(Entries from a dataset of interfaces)
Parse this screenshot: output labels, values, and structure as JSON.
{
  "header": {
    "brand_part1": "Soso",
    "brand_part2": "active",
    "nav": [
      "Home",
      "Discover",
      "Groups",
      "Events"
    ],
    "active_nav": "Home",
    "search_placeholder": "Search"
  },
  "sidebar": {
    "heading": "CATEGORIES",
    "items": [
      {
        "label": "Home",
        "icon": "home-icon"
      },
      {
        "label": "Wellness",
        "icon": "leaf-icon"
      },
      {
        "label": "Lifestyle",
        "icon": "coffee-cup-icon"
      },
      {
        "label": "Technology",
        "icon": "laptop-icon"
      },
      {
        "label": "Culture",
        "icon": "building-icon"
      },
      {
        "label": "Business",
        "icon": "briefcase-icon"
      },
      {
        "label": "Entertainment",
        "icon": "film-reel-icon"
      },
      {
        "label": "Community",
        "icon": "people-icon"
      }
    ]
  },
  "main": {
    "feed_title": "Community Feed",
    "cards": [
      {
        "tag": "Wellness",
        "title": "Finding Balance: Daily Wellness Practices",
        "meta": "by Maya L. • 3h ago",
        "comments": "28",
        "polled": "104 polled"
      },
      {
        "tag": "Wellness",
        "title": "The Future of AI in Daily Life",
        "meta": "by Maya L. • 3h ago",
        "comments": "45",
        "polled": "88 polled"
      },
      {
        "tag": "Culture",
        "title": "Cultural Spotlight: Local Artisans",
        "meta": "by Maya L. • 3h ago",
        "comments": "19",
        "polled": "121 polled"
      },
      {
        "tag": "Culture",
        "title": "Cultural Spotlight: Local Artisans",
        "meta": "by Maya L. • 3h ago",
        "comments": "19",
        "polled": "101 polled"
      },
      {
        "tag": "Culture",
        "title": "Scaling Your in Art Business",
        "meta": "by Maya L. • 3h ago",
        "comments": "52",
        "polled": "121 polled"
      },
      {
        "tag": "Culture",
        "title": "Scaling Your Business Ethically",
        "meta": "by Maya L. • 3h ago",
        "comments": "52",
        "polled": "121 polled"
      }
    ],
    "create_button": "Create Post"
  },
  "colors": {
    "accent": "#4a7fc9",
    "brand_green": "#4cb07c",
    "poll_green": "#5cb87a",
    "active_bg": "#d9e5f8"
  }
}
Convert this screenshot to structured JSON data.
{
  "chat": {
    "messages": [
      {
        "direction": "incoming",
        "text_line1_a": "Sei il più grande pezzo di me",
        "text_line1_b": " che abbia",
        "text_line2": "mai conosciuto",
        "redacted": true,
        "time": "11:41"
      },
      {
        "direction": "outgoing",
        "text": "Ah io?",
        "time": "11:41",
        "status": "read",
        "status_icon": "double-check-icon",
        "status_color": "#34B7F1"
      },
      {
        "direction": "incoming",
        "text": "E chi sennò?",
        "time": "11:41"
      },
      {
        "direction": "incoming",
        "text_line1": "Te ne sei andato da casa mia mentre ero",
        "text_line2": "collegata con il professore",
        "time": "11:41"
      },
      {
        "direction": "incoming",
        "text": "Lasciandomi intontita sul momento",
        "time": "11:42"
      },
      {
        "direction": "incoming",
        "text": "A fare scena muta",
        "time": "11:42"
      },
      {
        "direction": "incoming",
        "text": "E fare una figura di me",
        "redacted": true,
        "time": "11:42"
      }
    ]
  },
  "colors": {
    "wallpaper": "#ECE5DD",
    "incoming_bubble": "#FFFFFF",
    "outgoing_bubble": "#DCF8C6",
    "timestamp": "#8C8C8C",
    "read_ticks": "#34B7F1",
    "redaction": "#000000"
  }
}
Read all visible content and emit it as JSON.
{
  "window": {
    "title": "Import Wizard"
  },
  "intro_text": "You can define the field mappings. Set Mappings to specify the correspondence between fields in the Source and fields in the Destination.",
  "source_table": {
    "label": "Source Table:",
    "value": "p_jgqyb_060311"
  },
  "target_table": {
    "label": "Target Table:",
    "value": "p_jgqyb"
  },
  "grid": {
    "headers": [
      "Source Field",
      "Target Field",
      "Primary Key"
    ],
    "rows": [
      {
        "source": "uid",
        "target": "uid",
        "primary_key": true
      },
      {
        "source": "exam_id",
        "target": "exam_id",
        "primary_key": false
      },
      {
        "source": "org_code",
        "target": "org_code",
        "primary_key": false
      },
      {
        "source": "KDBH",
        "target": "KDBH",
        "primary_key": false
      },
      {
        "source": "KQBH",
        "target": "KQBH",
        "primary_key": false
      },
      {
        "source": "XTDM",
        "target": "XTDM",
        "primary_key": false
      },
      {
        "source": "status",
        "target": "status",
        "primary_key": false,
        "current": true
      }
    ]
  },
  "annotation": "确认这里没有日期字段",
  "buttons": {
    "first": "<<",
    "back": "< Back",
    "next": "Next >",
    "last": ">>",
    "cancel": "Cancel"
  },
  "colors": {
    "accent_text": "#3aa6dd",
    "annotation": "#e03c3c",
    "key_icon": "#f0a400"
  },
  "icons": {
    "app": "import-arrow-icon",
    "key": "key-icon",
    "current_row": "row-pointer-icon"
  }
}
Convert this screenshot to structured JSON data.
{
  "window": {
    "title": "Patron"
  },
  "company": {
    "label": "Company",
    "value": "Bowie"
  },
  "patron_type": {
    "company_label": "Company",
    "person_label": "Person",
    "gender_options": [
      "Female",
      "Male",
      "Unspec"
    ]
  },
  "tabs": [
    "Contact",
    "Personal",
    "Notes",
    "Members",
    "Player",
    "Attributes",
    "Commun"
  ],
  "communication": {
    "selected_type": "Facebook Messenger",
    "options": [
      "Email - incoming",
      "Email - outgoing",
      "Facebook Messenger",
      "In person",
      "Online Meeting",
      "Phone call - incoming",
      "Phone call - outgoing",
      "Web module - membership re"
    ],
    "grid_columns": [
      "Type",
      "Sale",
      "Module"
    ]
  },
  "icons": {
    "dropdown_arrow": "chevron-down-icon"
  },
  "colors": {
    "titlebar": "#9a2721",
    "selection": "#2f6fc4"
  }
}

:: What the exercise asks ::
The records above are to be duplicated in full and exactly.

:: Task answer ::
Parse this screenshot: output labels, values, and structure as JSON.
{
  "header": {
    "brand_part1": "Soso",
    "brand_part2": "active",
    "nav": [
      "Home",
      "Discover",
      "Groups",
      "Events"
    ],
    "active_nav": "Home",
    "search_placeholder": "Search"
  },
  "sidebar": {
    "heading": "CATEGORIES",
    "items": [
      {
        "label": "Home",
        "icon": "home-icon"
      },
      {
        "label": "Wellness",
        "icon": "leaf-icon"
      },
      {
        "label": "Lifestyle",
        "icon": "coffee-cup-icon"
      },
      {
        "label": "Technology",
        "icon": "laptop-icon"
      },
      {
        "label": "Culture",
        "icon": "building-icon"
      },
      {
        "label": "Business",
        "icon": "briefcase-icon"
      },
      {
        "label": "Entertainment",
        "icon": "film-reel-icon"
      },
      {
        "label": "Community",
        "icon": "people-icon"
      }
    ]
  },
  "main": {
    "feed_title": "Community Feed",
    "cards": [
      {
        "tag": "Wellness",
        "title": "Finding Balance: Daily Wellness Practices",
        "meta": "by Maya L. • 3h ago",
        "comments": "28",
        "polled": "104 polled"
      },
      {
        "tag": "Wellness",
        "title": "The Future of AI in Daily Life",
        "meta": "by Maya L. • 3h ago",
        "comments": "45",
        "polled": "88 polled"
      },
      {
        "tag": "Culture",
        "title": "Cultural Spotlight: Local Artisans",
        "meta": "by Maya L. • 3h ago",
        "comments": "19",
        "polled": "121 polled"
      },
      {
        "tag": "Culture",
        "title": "Cultural Spotlight: Local Artisans",
        "meta": "by Maya L. • 3h ago",
        "comments": "19",
        "polled": "101 polled"
      },
      {
        "tag": "Culture",
        "title": "Scaling Your in Art Business",
        "meta": "by Maya L. • 3h ago",
        "comments": "52",
        "polled": "121 polled"
      },
      {
        "tag": "Culture",
        "title": "Scaling Your Business Ethically",
        "meta": "by Maya L. • 3h ago",
        "comments": "52",
        "polled": "121 polled"
      }
    ],
    "create_button": "Create Post"
  },
  "colors": {
    "accent": "#4a7fc9",
    "brand_green": "#4cb07c",
    "poll_green": "#5cb87a",
    "active_bg": "#d9e5f8"
  }
}
Convert this screenshot to structured JSON data.
{
  "chat": {
    "messages": [
      {
        "direction": "incoming",
        "text_line1_a": "Sei il più grande pezzo di me",
        "text_line1_b": " che abbia",
        "text_line2": "mai conosciuto",
        "redacted": true,
        "time": "11:41"
      },
      {
        "direction": "outgoing",
        "text": "Ah io?",
        "time": "11:41",
        "status": "read",
        "status_icon": "double-check-icon",
        "status_color": "#34B7F1"
      },
      {
        "direction": "incoming",
        "text": "E chi sennò?",
        "time": "11:41"
      },
      {
        "direction": "incoming",
        "text_line1": "Te ne sei andato da casa mia mentre ero",
        "text_line2": "collegata con il professore",
        "time": "11:41"
      },
      {
        "direction": "incoming",
        "text": "Lasciandomi intontita sul momento",
        "time": "11:42"
      },
      {
        "direction": "incoming",
        "text": "A fare scena muta",
        "time": "11:42"
      },
      {
        "direction": "incoming",
        "text": "E fare una figura di me",
        "redacted": true,
        "time": "11:42"
      }
    ]
  },
  "colors": {
    "wallpaper": "#ECE5DD",
    "incoming_bubble": "#FFFFFF",
    "outgoing_bubble": "#DCF8C6",
    "timestamp": "#8C8C8C",
    "read_ticks": "#34B7F1",
    "redaction": "#000000"
  }
}
Read all visible content and emit it as JSON.
{
  "window": {
    "title": "Import Wizard"
  },
  "intro_text": "You can define the field mappings. Set Mappings to specify the correspondence between fields in the Source and fields in the Destination.",
  "source_table": {
    "label": "Source Table:",
    "value": "p_jgqyb_060311"
  },
  "target_table": {
    "label": "Target Table:",
    "value": "p_jgqyb"
  },
  "grid": {
    "headers": [
      "Source Field",
      "Target Field",
      "Primary Key"
    ],
    "rows": [
      {
        "source": "uid",
        "target": "uid",
        "primary_key": true
      },
      {
        "source": "exam_id",
        "target": "exam_id",
        "primary_key": false
      },
      {
        "source": "org_code",
        "target": "org_code",
        "primary_key": false
      },
      {
        "source": "KDBH",
        "target": "KDBH",
        "primary_key": false
      },
      {
        "source": "KQBH",
        "target": "KQBH",
        "primary_key": false
      },
      {
        "source": "XTDM",
        "target": "XTDM",
        "primary_key": false
      },
      {
        "source": "status",
        "target": "status",
        "primary_key": false,
        "current": true
      }
    ]
  },
  "annotation": "确认这里没有日期字段",
  "buttons": {
    "first": "<<",
    "back": "< Back",
    "next": "Next >",
    "last": ">>",
    "cancel": "Cancel"
  },
  "colors": {
    "accent_text": "#3aa6dd",
    "annotation": "#e03c3c",
    "key_icon": "#f0a400"
  },
  "icons": {
    "app": "import-arrow-icon",
    "key": "key-icon",
    "current_row": "row-pointer-icon"
  }
}
Convert this screenshot to structured JSON data.
{
  "window": {
    "title": "Patron"
  },
  "company": {
    "label": "Company",
    "value": "Bowie"
  },
  "patron_type": {
    "company_label": "Company",
    "person_label": "Person",
    "gender_options": [
      "Female",
      "Male",
      "Unspec"
    ]
  },
  "tabs": [
    "Contact",
    "Personal",
    "Notes",
    "Members",
    "Player",
    "Attributes",
    "Commun"
  ],
  "communication": {
    "selected_type": "Facebook Messenger",
    "options": [
      "Email - incoming",
      "Email - outgoing",
      "Facebook Messenger",
      "In person",
      "Online Meeting",
      "Phone call - incoming",
      "Phone call - outgoing",
      "Web module - membership re"
    ],
    "grid_columns": [
      "Type",
      "Sale",
      "Module"
    ]
  },
  "icons": {
    "dropdown_arrow": "chevron-down-icon"
  },
  "colors": {
    "titlebar": "#9a2721",
    "selection": "#2f6fc4"
  }
}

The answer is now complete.